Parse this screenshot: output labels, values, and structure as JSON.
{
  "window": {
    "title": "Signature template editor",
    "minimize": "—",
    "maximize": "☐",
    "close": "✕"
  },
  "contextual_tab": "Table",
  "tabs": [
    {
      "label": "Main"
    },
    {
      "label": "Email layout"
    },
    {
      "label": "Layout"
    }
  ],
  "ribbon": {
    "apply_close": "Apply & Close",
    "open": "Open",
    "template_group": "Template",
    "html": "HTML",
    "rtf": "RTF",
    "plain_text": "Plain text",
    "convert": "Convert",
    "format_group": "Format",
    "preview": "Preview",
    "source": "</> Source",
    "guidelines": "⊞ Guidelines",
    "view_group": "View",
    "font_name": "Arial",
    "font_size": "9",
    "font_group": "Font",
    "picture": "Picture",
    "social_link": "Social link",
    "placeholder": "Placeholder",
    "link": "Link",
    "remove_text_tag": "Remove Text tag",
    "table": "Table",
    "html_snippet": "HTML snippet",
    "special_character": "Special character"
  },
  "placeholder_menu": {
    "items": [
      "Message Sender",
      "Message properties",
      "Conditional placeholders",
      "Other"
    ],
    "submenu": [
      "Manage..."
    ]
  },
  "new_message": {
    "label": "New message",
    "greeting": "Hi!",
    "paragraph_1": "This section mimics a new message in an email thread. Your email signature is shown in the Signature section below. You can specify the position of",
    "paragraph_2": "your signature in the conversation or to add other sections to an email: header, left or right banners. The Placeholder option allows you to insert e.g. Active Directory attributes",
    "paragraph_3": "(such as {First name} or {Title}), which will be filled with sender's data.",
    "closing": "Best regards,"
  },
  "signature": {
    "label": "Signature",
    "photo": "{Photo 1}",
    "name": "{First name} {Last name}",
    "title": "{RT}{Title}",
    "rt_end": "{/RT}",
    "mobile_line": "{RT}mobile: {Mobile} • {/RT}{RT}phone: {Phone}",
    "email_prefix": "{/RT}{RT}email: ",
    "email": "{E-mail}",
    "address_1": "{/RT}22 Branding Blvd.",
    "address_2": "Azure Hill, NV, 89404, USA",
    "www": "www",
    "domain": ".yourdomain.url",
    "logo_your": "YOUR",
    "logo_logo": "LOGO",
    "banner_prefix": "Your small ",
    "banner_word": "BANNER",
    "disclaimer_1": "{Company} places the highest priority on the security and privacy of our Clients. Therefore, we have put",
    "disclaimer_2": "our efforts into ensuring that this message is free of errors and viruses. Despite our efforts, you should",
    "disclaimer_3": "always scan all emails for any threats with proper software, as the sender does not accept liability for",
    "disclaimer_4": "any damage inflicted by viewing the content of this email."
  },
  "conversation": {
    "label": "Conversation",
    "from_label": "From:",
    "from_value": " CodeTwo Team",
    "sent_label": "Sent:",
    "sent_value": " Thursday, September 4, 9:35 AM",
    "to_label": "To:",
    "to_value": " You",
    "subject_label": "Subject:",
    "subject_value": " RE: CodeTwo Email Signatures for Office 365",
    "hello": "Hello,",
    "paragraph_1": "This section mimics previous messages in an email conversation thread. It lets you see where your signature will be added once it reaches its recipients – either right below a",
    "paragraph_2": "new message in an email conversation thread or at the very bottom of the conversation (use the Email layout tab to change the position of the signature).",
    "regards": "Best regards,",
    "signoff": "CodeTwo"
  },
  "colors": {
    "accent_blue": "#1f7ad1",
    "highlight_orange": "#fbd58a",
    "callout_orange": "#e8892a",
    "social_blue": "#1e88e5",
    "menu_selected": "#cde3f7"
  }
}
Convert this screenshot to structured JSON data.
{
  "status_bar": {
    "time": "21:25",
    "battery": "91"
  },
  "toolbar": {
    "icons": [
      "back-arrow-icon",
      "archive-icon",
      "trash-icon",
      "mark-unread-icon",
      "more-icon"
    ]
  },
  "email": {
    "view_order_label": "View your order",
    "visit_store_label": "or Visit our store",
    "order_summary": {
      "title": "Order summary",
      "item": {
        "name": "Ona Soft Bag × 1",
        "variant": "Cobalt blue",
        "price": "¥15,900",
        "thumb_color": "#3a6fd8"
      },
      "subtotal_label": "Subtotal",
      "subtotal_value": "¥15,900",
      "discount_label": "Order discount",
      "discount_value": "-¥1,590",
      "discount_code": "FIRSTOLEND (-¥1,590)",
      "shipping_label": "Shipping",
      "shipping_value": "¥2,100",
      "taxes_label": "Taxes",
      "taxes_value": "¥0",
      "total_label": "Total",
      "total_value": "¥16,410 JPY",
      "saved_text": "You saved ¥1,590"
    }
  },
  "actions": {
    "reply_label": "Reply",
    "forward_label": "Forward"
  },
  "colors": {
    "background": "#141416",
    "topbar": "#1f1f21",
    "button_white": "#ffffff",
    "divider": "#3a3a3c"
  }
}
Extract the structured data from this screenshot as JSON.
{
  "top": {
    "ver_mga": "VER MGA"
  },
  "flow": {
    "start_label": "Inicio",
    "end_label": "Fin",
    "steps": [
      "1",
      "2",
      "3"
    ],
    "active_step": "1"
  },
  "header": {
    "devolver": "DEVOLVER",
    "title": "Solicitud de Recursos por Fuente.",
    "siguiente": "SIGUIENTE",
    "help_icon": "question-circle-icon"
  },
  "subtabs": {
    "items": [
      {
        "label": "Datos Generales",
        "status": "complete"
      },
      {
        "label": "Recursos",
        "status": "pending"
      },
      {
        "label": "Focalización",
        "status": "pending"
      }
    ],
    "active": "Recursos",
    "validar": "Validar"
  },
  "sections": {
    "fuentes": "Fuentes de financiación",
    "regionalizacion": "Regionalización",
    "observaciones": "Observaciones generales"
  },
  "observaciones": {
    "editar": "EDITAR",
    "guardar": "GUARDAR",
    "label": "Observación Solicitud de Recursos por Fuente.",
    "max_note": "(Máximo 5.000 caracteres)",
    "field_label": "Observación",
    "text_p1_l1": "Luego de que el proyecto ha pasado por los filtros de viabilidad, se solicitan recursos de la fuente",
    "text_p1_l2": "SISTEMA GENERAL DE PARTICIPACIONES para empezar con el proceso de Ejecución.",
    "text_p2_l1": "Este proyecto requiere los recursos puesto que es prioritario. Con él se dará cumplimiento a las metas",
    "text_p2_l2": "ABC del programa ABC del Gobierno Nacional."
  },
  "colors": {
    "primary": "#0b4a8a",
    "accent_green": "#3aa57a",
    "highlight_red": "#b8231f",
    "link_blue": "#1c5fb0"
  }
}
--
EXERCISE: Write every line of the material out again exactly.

SOLVED EXERCISE:
Parse this screenshot: output labels, values, and structure as JSON.
{
  "window": {
    "title": "Signature template editor",
    "minimize": "—",
    "maximize": "☐",
    "close": "✕"
  },
  "contextual_tab": "Table",
  "tabs": [
    {
      "label": "Main"
    },
    {
      "label": "Email layout"
    },
    {
      "label": "Layout"
    }
  ],
  "ribbon": {
    "apply_close": "Apply & Close",
    "open": "Open",
    "template_group": "Template",
    "html": "HTML",
    "rtf": "RTF",
    "plain_text": "Plain text",
    "convert": "Convert",
    "format_group": "Format",
    "preview": "Preview",
    "source": "</> Source",
    "guidelines": "⊞ Guidelines",
    "view_group": "View",
    "font_name": "Arial",
    "font_size": "9",
    "font_group": "Font",
    "picture": "Picture",
    "social_link": "Social link",
    "placeholder": "Placeholder",
    "link": "Link",
    "remove_text_tag": "Remove Text tag",
    "table": "Table",
    "html_snippet": "HTML snippet",
    "special_character": "Special character"
  },
  "placeholder_menu": {
    "items": [
      "Message Sender",
      "Message properties",
      "Conditional placeholders",
      "Other"
    ],
    "submenu": [
      "Manage..."
    ]
  },
  "new_message": {
    "label": "New message",
    "greeting": "Hi!",
    "paragraph_1": "This section mimics a new message in an email thread. Your email signature is shown in the Signature section below. You can specify the position of",
    "paragraph_2": "your signature in the conversation or to add other sections to an email: header, left or right banners. The Placeholder option allows you to insert e.g. Active Directory attributes",
    "paragraph_3": "(such as {First name} or {Title}), which will be filled with sender's data.",
    "closing": "Best regards,"
  },
  "signature": {
    "label": "Signature",
    "photo": "{Photo 1}",
    "name": "{First name} {Last name}",
    "title": "{RT}{Title}",
    "rt_end": "{/RT}",
    "mobile_line": "{RT}mobile: {Mobile} • {/RT}{RT}phone: {Phone}",
    "email_prefix": "{/RT}{RT}email: ",
    "email": "{E-mail}",
    "address_1": "{/RT}22 Branding Blvd.",
    "address_2": "Azure Hill, NV, 89404, USA",
    "www": "www",
    "domain": ".yourdomain.url",
    "logo_your": "YOUR",
    "logo_logo": "LOGO",
    "banner_prefix": "Your small ",
    "banner_word": "BANNER",
    "disclaimer_1": "{Company} places the highest priority on the security and privacy of our Clients. Therefore, we have put",
    "disclaimer_2": "our efforts into ensuring that this message is free of errors and viruses. Despite our efforts, you should",
    "disclaimer_3": "always scan all emails for any threats with proper software, as the sender does not accept liability for",
    "disclaimer_4": "any damage inflicted by viewing the content of this email."
  },
  "conversation": {
    "label": "Conversation",
    "from_label": "From:",
    "from_value": " CodeTwo Team",
    "sent_label": "Sent:",
    "sent_value": " Thursday, September 4, 9:35 AM",
    "to_label": "To:",
    "to_value": " You",
    "subject_label": "Subject:",
    "subject_value": " RE: CodeTwo Email Signatures for Office 365",
    "hello": "Hello,",
    "paragraph_1": "This section mimics previous messages in an email conversation thread. It lets you see where your signature will be added once it reaches its recipients – either right below a",
    "paragraph_2": "new message in an email conversation thread or at the very bottom of the conversation (use the Email layout tab to change the position of the signature).",
    "regards": "Best regards,",
    "signoff": "CodeTwo"
  },
  "colors": {
    "accent_blue": "#1f7ad1",
    "highlight_orange": "#fbd58a",
    "callout_orange": "#e8892a",
    "social_blue": "#1e88e5",
    "menu_selected": "#cde3f7"
  }
}
Convert this screenshot to structured JSON data.
{
  "status_bar": {
    "time": "21:25",
    "battery": "91"
  },
  "toolbar": {
    "icons": [
      "back-arrow-icon",
      "archive-icon",
      "trash-icon",
      "mark-unread-icon",
      "more-icon"
    ]
  },
  "email": {
    "view_order_label": "View your order",
    "visit_store_label": "or Visit our store",
    "order_summary": {
      "title": "Order summary",
      "item": {
        "name": "Ona Soft Bag × 1",
        "variant": "Cobalt blue",
        "price": "¥15,900",
        "thumb_color": "#3a6fd8"
      },
      "subtotal_label": "Subtotal",
      "subtotal_value": "¥15,900",
      "discount_label": "Order discount",
      "discount_value": "-¥1,590",
      "discount_code": "FIRSTOLEND (-¥1,590)",
      "shipping_label": "Shipping",
      "shipping_value": "¥2,100",
      "taxes_label": "Taxes",
      "taxes_value": "¥0",
      "total_label": "Total",
      "total_value": "¥16,410 JPY",
      "saved_text": "You saved ¥1,590"
    }
  },
  "actions": {
    "reply_label": "Reply",
    "forward_label": "Forward"
  },
  "colors": {
    "background": "#141416",
    "topbar": "#1f1f21",
    "button_white": "#ffffff",
    "divider": "#3a3a3c"
  }
}
Extract the structured data from this screenshot as JSON.
{
  "top": {
    "ver_mga": "VER MGA"
  },
  "flow": {
    "start_label": "Inicio",
    "end_label": "Fin",
    "steps": [
      "1",
      "2",
      "3"
    ],
    "active_step": "1"
  },
  "header": {
    "devolver": "DEVOLVER",
    "title": "Solicitud de Recursos por Fuente.",
    "siguiente": "SIGUIENTE",
    "help_icon": "question-circle-icon"
  },
  "subtabs": {
    "items": [
      {
        "label": "Datos Generales",
        "status": "complete"
      },
      {
        "label": "Recursos",
        "status": "pending"
      },
      {
        "label": "Focalización",
        "status": "pending"
      }
    ],
    "active": "Recursos",
    "validar": "Validar"
  },
  "sections": {
    "fuentes": "Fuentes de financiación",
    "regionalizacion": "Regionalización",
    "observaciones": "Observaciones generales"
  },
  "observaciones": {
    "editar": "EDITAR",
    "guardar": "GUARDAR",
    "label": "Observación Solicitud de Recursos por Fuente.",
    "max_note": "(Máximo 5.000 caracteres)",
    "field_label": "Observación",
    "text_p1_l1": "Luego de que el proyecto ha pasado por los filtros de viabilidad, se solicitan recursos de la fuente",
    "text_p1_l2": "SISTEMA GENERAL DE PARTICIPACIONES para empezar con el proceso de Ejecución.",
    "text_p2_l1": "Este proyecto requiere los recursos puesto que es prioritario. Con él se dará cumplimiento a las metas",
    "text_p2_l2": "ABC del programa ABC del Gobierno Nacional."
  },
  "colors": {
    "primary": "#0b4a8a",
    "accent_green": "#3aa57a",
    "highlight_red": "#b8231f",
    "link_blue": "#1c5fb0"
  }
}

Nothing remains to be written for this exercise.